**INSTRUCTIONS FOR THE TASK**
The records that follow are to be reproduced verbatim.

**EXCERPTED RECORDS**

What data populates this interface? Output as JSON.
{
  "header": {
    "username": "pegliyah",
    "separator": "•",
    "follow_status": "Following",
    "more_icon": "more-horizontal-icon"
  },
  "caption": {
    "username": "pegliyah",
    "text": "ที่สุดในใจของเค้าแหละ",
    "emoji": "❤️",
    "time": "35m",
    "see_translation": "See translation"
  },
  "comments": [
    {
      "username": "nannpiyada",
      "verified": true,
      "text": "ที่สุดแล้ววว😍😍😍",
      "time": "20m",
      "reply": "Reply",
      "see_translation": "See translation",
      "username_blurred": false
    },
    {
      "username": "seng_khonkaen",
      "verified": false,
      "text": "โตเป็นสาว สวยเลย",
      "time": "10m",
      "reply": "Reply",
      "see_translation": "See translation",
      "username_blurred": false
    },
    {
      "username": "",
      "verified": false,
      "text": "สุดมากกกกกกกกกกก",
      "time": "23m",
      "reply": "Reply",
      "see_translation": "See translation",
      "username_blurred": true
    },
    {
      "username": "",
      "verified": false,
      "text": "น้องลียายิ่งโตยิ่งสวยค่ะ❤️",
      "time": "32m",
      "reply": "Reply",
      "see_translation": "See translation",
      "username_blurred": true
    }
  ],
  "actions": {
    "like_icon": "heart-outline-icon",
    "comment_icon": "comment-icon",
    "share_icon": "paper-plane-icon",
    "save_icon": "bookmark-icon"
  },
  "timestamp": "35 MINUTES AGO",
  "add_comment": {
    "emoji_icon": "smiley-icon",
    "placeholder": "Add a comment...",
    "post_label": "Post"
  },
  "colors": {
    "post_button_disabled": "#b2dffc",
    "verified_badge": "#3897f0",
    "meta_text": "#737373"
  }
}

**THE COMPLETED TASK**
What data populates this interface? Output as JSON.
{
  "header": {
    "username": "pegliyah",
    "separator": "•",
    "follow_status": "Following",
    "more_icon": "more-horizontal-icon"
  },
  "caption": {
    "username": "pegliyah",
    "text": "ที่สุดในใจของเค้าแหละ",
    "emoji": "❤️",
    "time": "35m",
    "see_translation": "See translation"
  },
  "comments": [
    {
      "username": "nannpiyada",
      "verified": true,
      "text": "ที่สุดแล้ววว😍😍😍",
      "time": "20m",
      "reply": "Reply",
      "see_translation": "See translation",
      "username_blurred": false
    },
    {
      "username": "seng_khonkaen",
      "verified": false,
      "text": "โตเป็นสาว สวยเลย",
      "time": "10m",
      "reply": "Reply",
      "see_translation": "See translation",
      "username_blurred": false
    },
    {
      "username": "",
      "verified": false,
      "text": "สุดมากกกกกกกกกกก",
      "time": "23m",
      "reply": "Reply",
      "see_translation": "See translation",
      "username_blurred": true
    },
    {
      "username": "",
      "verified": false,
      "text": "น้องลียายิ่งโตยิ่งสวยค่ะ❤️",
      "time": "32m",
      "reply": "Reply",
      "see_translation": "See translation",
      "username_blurred": true
    }
  ],
  "actions": {
    "like_icon": "heart-outline-icon",
    "comment_icon": "comment-icon",
    "share_icon": "paper-plane-icon",
    "save_icon": "bookmark-icon"
  },
  "timestamp": "35 MINUTES AGO",
  "add_comment": {
    "emoji_icon": "smiley-icon",
    "placeholder": "Add a comment...",
    "post_label": "Post"
  },
  "colors": {
    "post_button_disabled": "#b2dffc",
    "verified_badge": "#3897f0",
    "meta_text": "#737373"
  }
}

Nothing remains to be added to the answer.